EXERCISE BRIEF: All lines holding the word "subtitle" should be located in the records and copied.

Records from a dataset:
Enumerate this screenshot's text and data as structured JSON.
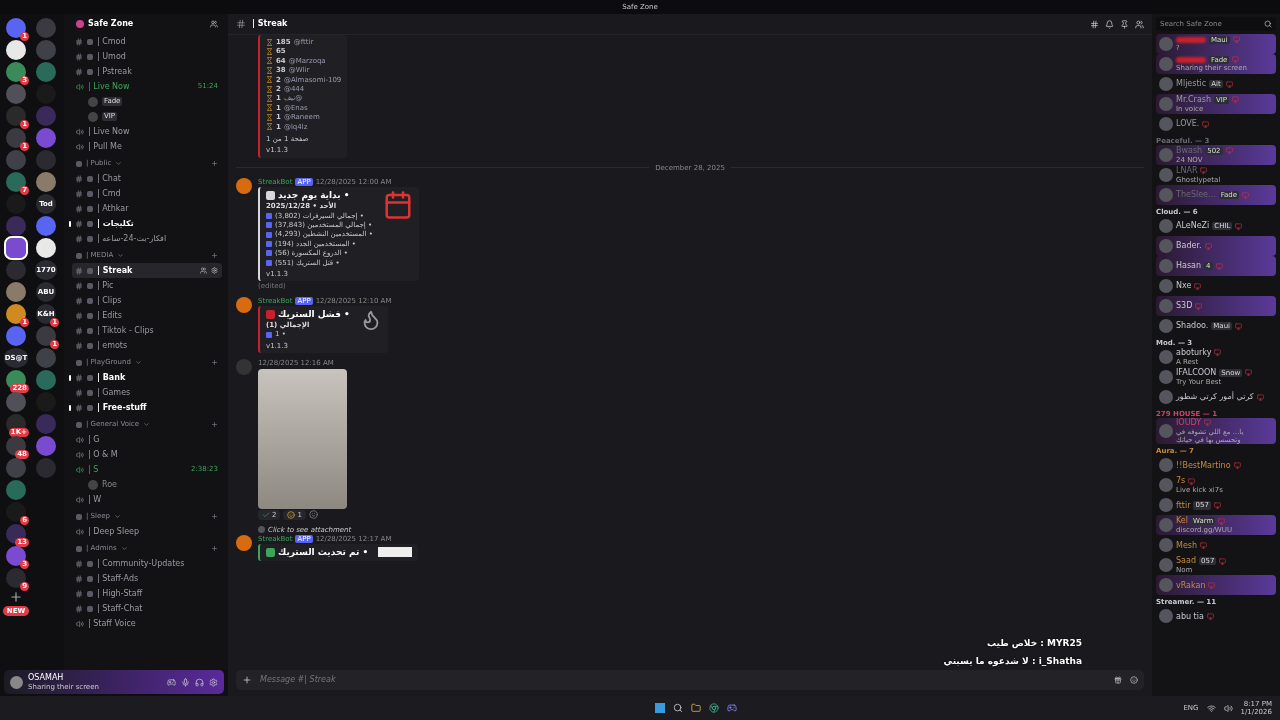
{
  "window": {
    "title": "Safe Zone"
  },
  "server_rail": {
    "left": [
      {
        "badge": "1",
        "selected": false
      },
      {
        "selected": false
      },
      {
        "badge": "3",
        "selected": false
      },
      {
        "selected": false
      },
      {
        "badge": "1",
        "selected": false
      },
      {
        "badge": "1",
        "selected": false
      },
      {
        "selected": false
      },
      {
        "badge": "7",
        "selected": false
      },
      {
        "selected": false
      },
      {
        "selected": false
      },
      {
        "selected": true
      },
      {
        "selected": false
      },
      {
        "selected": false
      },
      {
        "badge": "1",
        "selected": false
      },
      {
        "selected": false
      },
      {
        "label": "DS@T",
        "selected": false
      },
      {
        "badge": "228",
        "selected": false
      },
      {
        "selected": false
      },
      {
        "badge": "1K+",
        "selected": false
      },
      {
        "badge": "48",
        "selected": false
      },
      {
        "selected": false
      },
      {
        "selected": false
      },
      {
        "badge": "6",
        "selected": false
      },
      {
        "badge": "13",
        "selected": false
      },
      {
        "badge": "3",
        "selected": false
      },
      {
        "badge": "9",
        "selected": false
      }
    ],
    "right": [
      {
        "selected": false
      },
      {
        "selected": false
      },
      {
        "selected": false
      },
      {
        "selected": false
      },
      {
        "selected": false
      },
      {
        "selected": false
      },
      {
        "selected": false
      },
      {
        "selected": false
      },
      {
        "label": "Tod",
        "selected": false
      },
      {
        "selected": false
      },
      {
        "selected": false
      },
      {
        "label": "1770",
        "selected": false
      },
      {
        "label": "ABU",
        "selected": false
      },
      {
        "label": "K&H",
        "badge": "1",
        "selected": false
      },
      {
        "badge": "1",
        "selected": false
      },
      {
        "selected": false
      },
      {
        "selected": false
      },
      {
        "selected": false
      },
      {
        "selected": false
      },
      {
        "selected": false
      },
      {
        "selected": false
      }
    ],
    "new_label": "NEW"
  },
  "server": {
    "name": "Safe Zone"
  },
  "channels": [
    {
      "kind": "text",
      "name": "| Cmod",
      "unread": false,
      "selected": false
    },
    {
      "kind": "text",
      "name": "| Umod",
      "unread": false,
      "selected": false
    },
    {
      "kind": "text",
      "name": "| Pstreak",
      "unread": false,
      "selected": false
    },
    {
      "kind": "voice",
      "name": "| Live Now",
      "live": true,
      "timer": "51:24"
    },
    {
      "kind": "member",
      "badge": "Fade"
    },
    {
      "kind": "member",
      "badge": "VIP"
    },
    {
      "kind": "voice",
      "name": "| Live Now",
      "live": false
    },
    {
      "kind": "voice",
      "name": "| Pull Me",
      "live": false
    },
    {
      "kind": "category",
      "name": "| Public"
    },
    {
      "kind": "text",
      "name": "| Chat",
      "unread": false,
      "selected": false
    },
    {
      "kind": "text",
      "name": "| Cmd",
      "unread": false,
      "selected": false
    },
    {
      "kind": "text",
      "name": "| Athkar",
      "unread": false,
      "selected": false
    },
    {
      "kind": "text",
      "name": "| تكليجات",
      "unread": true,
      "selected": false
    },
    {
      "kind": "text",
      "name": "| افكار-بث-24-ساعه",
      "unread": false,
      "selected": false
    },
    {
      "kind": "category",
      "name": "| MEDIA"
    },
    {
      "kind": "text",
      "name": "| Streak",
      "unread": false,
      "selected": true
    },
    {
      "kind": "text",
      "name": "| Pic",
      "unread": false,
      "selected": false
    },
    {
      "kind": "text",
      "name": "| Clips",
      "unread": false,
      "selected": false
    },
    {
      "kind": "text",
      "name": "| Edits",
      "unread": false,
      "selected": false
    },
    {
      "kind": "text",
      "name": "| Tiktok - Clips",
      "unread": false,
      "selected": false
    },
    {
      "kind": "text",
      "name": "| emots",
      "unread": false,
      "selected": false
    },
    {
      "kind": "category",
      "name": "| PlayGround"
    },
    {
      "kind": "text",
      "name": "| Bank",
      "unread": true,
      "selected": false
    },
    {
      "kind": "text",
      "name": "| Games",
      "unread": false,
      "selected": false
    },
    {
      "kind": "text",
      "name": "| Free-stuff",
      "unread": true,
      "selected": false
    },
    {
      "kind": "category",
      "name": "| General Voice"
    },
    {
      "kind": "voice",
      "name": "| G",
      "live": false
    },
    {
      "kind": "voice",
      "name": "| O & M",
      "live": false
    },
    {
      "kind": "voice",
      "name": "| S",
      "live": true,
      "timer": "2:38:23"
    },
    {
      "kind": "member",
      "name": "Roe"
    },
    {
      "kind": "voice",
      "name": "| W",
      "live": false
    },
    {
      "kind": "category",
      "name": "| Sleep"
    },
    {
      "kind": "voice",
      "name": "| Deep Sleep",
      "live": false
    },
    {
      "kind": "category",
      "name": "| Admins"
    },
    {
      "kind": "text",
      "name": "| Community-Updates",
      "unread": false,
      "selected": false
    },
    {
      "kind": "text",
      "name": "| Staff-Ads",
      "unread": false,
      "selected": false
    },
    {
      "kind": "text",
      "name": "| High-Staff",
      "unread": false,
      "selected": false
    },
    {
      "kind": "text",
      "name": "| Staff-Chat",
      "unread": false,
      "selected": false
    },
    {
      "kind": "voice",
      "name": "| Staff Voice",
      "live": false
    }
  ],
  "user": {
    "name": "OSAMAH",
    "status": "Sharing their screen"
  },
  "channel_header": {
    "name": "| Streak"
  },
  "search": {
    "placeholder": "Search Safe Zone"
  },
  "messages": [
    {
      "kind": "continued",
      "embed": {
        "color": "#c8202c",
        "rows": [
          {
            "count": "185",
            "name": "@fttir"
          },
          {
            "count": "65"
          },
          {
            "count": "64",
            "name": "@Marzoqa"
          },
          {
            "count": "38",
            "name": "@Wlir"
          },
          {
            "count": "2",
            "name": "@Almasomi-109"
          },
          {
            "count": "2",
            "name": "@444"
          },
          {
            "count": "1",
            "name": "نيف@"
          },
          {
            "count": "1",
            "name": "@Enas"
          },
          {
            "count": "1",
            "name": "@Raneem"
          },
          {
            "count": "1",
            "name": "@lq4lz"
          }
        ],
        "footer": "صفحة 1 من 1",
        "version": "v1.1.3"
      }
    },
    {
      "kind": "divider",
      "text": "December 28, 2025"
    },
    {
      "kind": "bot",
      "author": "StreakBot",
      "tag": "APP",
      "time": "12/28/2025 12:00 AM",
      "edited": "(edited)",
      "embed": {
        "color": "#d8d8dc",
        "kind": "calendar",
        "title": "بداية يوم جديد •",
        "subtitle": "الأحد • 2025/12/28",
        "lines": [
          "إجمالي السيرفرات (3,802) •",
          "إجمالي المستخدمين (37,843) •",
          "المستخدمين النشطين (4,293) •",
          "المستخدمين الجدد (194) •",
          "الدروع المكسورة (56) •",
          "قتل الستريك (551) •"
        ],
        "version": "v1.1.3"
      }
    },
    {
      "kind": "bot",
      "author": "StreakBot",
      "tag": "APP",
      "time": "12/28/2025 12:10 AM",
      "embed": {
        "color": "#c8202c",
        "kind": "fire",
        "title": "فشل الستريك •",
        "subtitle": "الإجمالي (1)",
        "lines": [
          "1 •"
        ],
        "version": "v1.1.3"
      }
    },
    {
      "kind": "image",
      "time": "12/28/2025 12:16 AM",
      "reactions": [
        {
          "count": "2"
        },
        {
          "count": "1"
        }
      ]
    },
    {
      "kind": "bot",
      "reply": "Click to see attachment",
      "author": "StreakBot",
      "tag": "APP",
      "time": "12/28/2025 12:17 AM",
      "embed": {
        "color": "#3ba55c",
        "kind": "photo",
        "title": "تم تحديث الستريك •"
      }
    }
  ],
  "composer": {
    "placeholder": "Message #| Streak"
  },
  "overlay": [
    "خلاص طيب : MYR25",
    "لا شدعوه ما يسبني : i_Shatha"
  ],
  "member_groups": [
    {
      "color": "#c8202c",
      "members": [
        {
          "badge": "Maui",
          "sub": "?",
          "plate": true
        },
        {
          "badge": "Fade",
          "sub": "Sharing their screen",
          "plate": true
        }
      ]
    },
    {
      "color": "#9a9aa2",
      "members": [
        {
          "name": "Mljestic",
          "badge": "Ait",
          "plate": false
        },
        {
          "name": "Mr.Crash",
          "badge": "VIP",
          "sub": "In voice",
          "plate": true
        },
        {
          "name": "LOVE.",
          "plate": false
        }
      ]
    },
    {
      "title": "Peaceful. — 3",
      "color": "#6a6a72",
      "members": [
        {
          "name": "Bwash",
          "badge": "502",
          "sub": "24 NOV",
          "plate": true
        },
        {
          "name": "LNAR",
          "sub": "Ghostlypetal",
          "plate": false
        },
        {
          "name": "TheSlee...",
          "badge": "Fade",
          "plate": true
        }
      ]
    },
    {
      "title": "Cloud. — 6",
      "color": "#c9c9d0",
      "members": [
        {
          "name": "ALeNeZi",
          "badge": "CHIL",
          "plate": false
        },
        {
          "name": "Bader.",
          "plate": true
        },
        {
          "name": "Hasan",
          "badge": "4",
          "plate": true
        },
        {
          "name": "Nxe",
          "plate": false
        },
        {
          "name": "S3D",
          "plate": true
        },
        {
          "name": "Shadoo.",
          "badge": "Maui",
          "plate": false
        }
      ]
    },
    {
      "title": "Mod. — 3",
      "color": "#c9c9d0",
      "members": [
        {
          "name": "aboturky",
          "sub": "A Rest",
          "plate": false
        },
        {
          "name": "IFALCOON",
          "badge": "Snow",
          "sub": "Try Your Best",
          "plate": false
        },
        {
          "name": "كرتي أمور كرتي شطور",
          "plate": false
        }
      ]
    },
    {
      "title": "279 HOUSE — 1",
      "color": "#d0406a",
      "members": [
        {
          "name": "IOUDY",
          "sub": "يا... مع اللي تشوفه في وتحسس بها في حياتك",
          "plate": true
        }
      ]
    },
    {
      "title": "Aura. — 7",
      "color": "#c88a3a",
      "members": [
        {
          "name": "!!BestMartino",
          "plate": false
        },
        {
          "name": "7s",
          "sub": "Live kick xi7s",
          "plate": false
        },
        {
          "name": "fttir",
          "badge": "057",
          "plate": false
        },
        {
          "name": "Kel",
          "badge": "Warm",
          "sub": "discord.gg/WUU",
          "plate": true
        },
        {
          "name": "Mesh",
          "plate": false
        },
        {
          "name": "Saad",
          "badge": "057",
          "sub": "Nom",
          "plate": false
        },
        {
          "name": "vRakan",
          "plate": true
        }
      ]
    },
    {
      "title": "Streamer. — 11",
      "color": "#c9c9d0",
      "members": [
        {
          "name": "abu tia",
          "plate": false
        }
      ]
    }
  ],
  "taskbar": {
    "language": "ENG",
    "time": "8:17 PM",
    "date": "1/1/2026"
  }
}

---

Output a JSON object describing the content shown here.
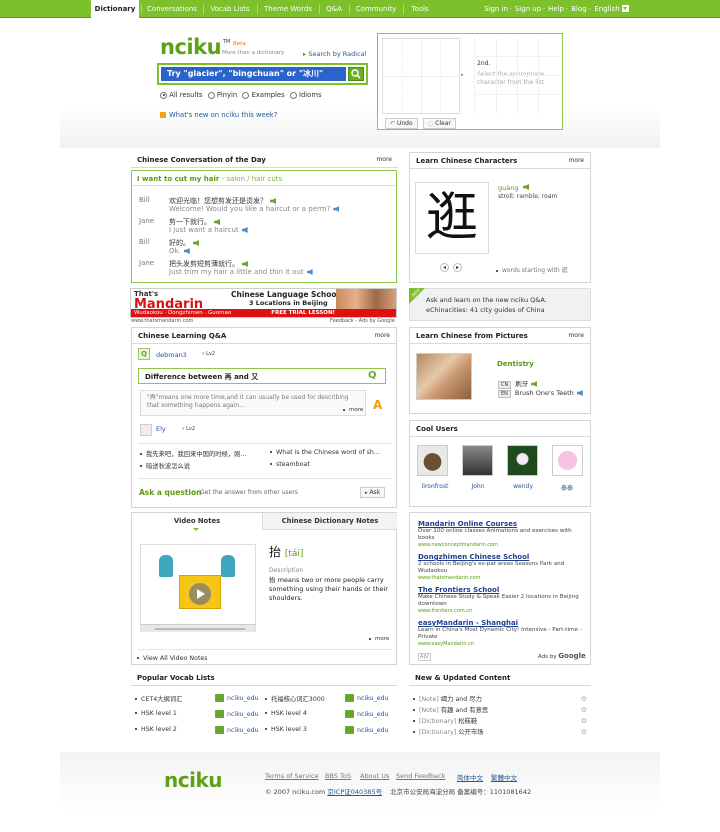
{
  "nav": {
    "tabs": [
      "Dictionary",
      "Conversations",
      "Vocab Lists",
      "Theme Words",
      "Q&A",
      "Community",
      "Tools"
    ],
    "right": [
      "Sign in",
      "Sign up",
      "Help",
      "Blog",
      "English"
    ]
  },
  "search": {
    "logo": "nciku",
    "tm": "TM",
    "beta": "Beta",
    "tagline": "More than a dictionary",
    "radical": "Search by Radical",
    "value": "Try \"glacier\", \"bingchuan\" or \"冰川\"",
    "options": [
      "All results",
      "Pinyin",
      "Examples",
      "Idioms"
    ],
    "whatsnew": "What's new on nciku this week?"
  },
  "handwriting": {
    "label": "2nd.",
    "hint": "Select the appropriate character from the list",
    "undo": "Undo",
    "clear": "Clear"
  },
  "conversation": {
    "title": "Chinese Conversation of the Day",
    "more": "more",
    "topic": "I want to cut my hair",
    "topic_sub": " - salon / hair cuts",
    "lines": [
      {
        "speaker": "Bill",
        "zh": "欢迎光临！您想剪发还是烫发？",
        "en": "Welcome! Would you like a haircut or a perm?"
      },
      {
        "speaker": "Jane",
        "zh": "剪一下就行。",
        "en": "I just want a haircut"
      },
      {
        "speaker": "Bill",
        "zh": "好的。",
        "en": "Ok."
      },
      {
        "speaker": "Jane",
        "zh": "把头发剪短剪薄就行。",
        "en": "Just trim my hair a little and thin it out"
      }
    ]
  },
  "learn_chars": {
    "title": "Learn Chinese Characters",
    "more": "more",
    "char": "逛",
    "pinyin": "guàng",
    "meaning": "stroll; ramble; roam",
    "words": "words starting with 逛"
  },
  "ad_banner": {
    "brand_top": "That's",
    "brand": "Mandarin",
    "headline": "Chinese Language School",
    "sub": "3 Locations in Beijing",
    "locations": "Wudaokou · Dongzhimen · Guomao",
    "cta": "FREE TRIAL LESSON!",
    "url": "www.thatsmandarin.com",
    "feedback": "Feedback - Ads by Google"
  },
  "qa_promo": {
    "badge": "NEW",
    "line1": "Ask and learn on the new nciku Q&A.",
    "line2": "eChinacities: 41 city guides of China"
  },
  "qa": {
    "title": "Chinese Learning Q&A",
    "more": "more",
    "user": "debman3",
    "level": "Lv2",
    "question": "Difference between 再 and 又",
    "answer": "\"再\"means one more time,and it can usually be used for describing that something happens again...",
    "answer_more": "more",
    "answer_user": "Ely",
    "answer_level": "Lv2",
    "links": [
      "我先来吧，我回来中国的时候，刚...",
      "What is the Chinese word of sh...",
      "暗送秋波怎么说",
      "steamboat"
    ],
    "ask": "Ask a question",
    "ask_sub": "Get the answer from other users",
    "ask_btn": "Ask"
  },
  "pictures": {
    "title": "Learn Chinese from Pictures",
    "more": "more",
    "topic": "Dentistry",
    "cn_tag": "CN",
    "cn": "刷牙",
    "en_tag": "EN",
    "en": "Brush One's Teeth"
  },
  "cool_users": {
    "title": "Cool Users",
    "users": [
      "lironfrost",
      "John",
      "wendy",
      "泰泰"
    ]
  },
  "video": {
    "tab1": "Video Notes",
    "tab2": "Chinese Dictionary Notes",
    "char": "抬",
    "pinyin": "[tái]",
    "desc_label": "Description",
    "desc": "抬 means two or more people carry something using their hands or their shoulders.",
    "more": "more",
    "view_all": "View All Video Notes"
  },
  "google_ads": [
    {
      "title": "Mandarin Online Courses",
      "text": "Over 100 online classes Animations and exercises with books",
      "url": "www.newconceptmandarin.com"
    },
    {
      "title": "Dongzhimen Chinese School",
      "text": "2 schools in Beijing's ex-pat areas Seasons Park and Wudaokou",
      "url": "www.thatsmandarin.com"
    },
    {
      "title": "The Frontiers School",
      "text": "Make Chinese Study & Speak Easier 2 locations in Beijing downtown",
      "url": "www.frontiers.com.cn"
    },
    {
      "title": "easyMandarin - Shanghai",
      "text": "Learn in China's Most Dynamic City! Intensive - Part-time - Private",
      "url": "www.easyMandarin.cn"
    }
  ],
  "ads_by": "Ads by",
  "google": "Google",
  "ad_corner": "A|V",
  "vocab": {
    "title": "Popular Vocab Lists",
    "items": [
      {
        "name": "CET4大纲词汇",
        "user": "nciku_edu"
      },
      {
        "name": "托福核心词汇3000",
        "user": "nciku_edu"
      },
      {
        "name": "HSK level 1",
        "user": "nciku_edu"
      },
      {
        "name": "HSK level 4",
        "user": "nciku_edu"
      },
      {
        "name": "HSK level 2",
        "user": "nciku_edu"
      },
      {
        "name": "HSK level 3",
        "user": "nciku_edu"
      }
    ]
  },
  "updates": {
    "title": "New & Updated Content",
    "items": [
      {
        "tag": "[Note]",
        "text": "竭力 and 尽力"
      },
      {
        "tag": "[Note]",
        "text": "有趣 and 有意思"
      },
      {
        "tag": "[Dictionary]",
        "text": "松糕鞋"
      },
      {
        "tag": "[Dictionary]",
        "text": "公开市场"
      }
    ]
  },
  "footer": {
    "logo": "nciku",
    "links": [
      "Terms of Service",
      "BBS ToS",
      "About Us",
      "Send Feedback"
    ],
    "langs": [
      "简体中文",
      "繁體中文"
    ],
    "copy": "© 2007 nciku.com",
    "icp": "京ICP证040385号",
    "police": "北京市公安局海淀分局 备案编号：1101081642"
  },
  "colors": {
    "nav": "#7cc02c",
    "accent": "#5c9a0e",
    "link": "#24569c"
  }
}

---

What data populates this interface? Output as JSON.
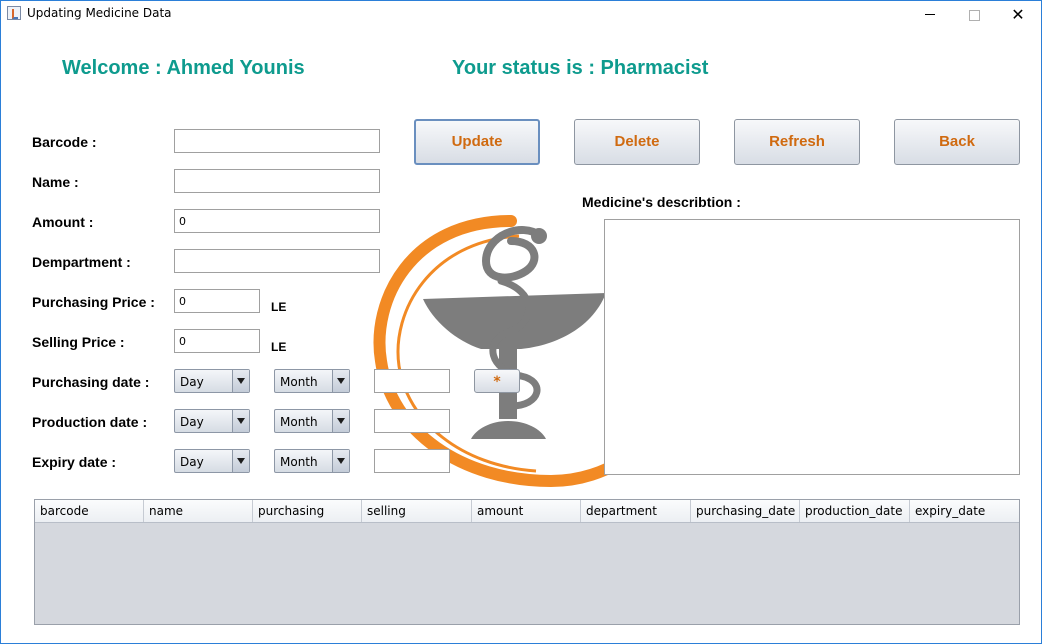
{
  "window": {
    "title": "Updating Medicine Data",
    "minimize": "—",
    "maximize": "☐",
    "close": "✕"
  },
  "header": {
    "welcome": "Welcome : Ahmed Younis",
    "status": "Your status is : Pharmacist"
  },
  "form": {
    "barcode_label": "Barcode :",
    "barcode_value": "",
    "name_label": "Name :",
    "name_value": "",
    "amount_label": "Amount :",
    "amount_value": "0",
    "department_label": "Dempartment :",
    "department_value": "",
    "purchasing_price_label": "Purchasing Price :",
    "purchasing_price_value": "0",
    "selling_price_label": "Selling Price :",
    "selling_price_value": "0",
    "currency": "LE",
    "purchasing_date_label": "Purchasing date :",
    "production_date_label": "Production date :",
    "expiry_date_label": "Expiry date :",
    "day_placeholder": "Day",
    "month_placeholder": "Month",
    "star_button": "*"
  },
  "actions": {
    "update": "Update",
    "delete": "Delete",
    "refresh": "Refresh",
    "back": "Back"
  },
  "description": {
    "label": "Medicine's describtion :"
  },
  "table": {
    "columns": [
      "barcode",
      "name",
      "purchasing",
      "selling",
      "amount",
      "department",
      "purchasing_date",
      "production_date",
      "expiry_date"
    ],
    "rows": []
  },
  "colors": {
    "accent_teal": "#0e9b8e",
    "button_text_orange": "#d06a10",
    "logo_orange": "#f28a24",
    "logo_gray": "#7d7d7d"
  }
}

SOLVED PROBLEM:
        "subtitle": "الأحد • 2025/12/28",
        "subtitle": "الإجمالي (1)",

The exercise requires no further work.